Last week the Anglo Swedish Society held a splendid white tie ball at Mansion House ostensibly to celebrate the 200th Anniversary of the Alliance between the UK and Sweden but basically to have an excuse to wine and dine in spectacular surroundings. Roger Gifford, the outgoing Lord Mayor, is UK manager for Swedish bank SEB and generously allowed us access. Here I am drinking from ‘the loving cup’!
I interviewed the former and current cultural attachés for the ball programme. I attach the interviews below.
Interview with Carl Otto Werkelid, Swedish Cultural Attaché from November 2008-July 2013.
How do you think Swedish culture is perceived in the UK?
Scandinavian design as a whole is thriving in the UK, as is fashion, and even Swedish food is making its mark with Waitrose introducing a range of Nordic food products. Then of course there is the proliferation in crime fiction- the Stieg Larsson books and films, the huge success of the Wallander television series along with Swedish/Danish collaboration The Bridge and Danish Borgen.
Have you achieved what you set out to do as cultural attaché?
I need another five years! But we have achieved a great deal and have had many cultural events, both big and small, ranging from design fairs and art exhibitions to fashion events. There is a great deal of competition in London (the best of the whole world is here) but that is what makes the city so inspiring, and I think we have contributed to a wider appreciation of Swedish culture during my time here.
What have been the cultural highlights amongst your work?

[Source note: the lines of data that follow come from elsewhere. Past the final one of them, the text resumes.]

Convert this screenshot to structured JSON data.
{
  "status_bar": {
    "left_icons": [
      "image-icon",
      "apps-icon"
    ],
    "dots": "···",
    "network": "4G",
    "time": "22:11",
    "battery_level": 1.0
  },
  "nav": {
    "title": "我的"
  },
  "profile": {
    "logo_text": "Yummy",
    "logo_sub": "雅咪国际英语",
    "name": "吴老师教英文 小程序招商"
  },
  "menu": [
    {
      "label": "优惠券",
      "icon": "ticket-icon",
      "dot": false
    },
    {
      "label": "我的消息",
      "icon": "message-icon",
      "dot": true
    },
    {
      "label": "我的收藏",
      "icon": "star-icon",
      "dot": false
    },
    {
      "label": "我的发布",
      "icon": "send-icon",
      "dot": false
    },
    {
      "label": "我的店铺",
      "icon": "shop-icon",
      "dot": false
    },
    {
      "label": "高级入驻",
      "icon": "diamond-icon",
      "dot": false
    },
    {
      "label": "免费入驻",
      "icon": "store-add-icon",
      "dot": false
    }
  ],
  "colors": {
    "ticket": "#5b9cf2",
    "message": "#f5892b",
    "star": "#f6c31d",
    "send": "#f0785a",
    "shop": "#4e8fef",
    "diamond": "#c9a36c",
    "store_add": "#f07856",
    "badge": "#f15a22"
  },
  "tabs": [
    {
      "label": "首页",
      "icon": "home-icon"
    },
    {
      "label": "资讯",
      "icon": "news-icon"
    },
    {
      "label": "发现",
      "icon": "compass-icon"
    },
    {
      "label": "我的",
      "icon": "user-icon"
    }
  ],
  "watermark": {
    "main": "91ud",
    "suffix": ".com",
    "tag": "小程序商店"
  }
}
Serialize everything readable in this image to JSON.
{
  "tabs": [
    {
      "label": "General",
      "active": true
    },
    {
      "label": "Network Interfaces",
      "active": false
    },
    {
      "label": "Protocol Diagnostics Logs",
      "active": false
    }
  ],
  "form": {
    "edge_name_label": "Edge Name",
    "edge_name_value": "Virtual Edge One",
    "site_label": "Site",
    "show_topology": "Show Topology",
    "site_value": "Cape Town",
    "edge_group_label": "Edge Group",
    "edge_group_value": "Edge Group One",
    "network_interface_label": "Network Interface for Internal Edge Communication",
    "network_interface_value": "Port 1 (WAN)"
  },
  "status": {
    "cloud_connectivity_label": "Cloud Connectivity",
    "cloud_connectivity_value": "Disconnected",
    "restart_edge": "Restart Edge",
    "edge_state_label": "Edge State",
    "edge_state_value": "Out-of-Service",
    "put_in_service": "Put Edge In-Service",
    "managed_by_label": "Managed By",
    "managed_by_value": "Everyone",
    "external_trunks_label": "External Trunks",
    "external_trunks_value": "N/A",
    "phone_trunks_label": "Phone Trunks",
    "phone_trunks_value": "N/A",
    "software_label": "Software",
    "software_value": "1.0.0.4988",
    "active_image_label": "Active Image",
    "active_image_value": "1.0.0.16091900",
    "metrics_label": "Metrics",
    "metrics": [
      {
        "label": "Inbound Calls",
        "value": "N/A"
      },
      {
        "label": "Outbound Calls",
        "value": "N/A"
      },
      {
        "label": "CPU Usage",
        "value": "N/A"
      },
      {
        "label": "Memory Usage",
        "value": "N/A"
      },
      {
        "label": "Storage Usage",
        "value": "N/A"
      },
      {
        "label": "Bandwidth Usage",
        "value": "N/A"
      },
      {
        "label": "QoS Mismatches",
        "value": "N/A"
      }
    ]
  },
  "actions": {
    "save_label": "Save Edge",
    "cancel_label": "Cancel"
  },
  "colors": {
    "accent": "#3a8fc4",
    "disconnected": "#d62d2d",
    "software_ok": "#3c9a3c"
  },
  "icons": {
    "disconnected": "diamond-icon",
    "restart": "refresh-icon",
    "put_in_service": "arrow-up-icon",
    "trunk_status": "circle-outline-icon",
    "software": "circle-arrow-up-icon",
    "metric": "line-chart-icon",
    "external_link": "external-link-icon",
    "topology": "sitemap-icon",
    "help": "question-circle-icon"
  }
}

Swedish Design goes to London, an exhibition of furniture, textiles and accessories, held in September 2011 at the Ambassador’s Residence was a great success – we had 1,700 visitors over two days and the exhibition received great critical acclaim. We have also had excellent literary events, amongst them a reading and discussion of Nobel prize winning author Tomas Tranströmer’s work at the British Library, in the presence of the poet. Some of Tranströmer’s work was set to music which made it a particularly special occasion.
What will you miss most about the UK when you leave?
Radio and television news programmes, Jeremy Paxman! But seriously, the quality of debates in the media is much higher in the UK than in Sweden; the Today programme is wonderful, there is nothing to match it in Sweden. I will also miss the British openess- I find them very supportive of one another, they will easily stop on the street, for example, if you look lost or need help- that is a great quality.
Are there any places in London you will miss?
The National Portrait Gallery which is a wonderful place to drop in to, the V&A, and Holland Park which is close to where I live, and has given me much pleasure over the last five years.
What do you most look forward to about returning to Sweden?
Friends and family of course, and nature which is such an integral part of Sweden. I live by the sea and it will be wonderful to return to that.
Carl Otto Werkelid’s ‘The Swedish Academy, A Year behind the Scenes’, has this year been published in English.
Interview with Ellen Wettmark, started as Swedish Cultural Attaché in July 2013
What was your position/background before taking up the post of cultural attaché?
For the last six years I have held different positions at the Swedish Arts Council, always with a focus on international relations, and in 2010 I became Head of International Affairs. Prior to that I worked at the Nordic Council of Ministers as well as the Nordic Institute for Contemporary Art in Helsinki.
What do you hope to achieve during your time in the UK?
Building on the excellent work of my predecessors I hope to stimulate new collaborations as well as strengthening existing ones. Having worked in the field of visual art, I naturally gravitate towards the exciting contemporary art scene here, but I am also interested in dance, literature, film…There is a lot to do!
How do you envisage Swedish culture is perceived in Britain?
I believe there is a real interest and curiosity, and I have been surprised by the high level of knowledge from arts professionals and the general public. Sweden and Swedish culture appears to signify different things for different people: some think of dance or pop music, others of socially engaged contemporary art, while others equate it with smart, clean interior design.
What do you think is Sweden’s strongest cultural selling point?
I once heard an American professor of literature say that Scandinavian artists are the best at capturing ‘life as a disappointment’ Not very uplifting, is it? But I would say that Swedish arts and culture is extremely diverse: there is both introspection and social engagement. Swedish children’s culture is also something to be proud of; there are so many books, plays and films for children that are groundbreaking, both in terms of subject matter and artistic quality.
What do you most look forward to about living in London?
The quality and variety of the culture. London is one of the most exciting cultural cities in the world. I admire how British history and heritage can thrive simultaneously with experimental and cutting edge expression in arts and culture.
What do you expect to miss the most about Sweden?
My family; my two sisters both had a baby this year, and I would have loved to be geographically closer to them. But friends and family all seem eager to come and visit. Apart from that, the Swedish shop, close to the Embassy, caters to my cravings for Swedish sweets! Although I confess that I baked my own småkakor last week!